**Brief**
Could you retype every line of the data underneath without altering anything?

[Recorded data Boundary: Start]

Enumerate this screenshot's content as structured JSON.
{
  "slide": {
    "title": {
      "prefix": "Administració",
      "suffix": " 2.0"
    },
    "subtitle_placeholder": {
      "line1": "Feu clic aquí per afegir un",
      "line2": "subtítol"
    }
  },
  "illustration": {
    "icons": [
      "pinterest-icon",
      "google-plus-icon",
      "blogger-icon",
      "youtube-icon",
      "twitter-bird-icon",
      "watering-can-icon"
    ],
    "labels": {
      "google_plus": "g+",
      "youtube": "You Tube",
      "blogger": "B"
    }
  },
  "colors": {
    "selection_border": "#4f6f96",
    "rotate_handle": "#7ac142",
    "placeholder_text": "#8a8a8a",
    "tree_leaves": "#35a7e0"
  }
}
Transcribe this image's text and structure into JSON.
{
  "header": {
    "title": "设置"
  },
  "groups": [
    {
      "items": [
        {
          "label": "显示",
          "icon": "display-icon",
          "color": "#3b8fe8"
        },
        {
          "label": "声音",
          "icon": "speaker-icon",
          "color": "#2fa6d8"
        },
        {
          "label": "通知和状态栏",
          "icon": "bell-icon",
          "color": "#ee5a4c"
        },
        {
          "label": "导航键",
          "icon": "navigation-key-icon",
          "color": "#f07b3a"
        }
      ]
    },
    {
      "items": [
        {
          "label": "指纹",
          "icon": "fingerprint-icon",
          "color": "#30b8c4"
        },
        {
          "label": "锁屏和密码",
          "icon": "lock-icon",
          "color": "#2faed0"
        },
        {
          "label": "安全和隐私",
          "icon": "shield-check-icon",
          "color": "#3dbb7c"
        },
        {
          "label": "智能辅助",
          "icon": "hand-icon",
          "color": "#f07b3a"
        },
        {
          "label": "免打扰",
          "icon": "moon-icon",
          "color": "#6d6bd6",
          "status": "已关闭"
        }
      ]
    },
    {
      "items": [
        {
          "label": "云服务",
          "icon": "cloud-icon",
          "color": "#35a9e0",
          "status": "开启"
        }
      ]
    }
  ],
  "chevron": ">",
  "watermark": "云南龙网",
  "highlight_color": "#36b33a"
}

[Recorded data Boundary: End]

**Expected answer**
Enumerate this screenshot's content as structured JSON.
{
  "slide": {
    "title": {
      "prefix": "Administració",
      "suffix": " 2.0"
    },
    "subtitle_placeholder": {
      "line1": "Feu clic aquí per afegir un",
      "line2": "subtítol"
    }
  },
  "illustration": {
    "icons": [
      "pinterest-icon",
      "google-plus-icon",
      "blogger-icon",
      "youtube-icon",
      "twitter-bird-icon",
      "watering-can-icon"
    ],
    "labels": {
      "google_plus": "g+",
      "youtube": "You Tube",
      "blogger": "B"
    }
  },
  "colors": {
    "selection_border": "#4f6f96",
    "rotate_handle": "#7ac142",
    "placeholder_text": "#8a8a8a",
    "tree_leaves": "#35a7e0"
  }
}
Transcribe this image's text and structure into JSON.
{
  "header": {
    "title": "设置"
  },
  "groups": [
    {
      "items": [
        {
          "label": "显示",
          "icon": "display-icon",
          "color": "#3b8fe8"
        },
        {
          "label": "声音",
          "icon": "speaker-icon",
          "color": "#2fa6d8"
        },
        {
          "label": "通知和状态栏",
          "icon": "bell-icon",
          "color": "#ee5a4c"
        },
        {
          "label": "导航键",
          "icon": "navigation-key-icon",
          "color": "#f07b3a"
        }
      ]
    },
    {
      "items": [
        {
          "label": "指纹",
          "icon": "fingerprint-icon",
          "color": "#30b8c4"
        },
        {
          "label": "锁屏和密码",
          "icon": "lock-icon",
          "color": "#2faed0"
        },
        {
          "label": "安全和隐私",
          "icon": "shield-check-icon",
          "color": "#3dbb7c"
        },
        {
          "label": "智能辅助",
          "icon": "hand-icon",
          "color": "#f07b3a"
        },
        {
          "label": "免打扰",
          "icon": "moon-icon",
          "color": "#6d6bd6",
          "status": "已关闭"
        }
      ]
    },
    {
      "items": [
        {
          "label": "云服务",
          "icon": "cloud-icon",
          "color": "#35a9e0",
          "status": "开启"
        }
      ]
    }
  ],
  "chevron": ">",
  "watermark": "云南龙网",
  "highlight_color": "#36b33a"
}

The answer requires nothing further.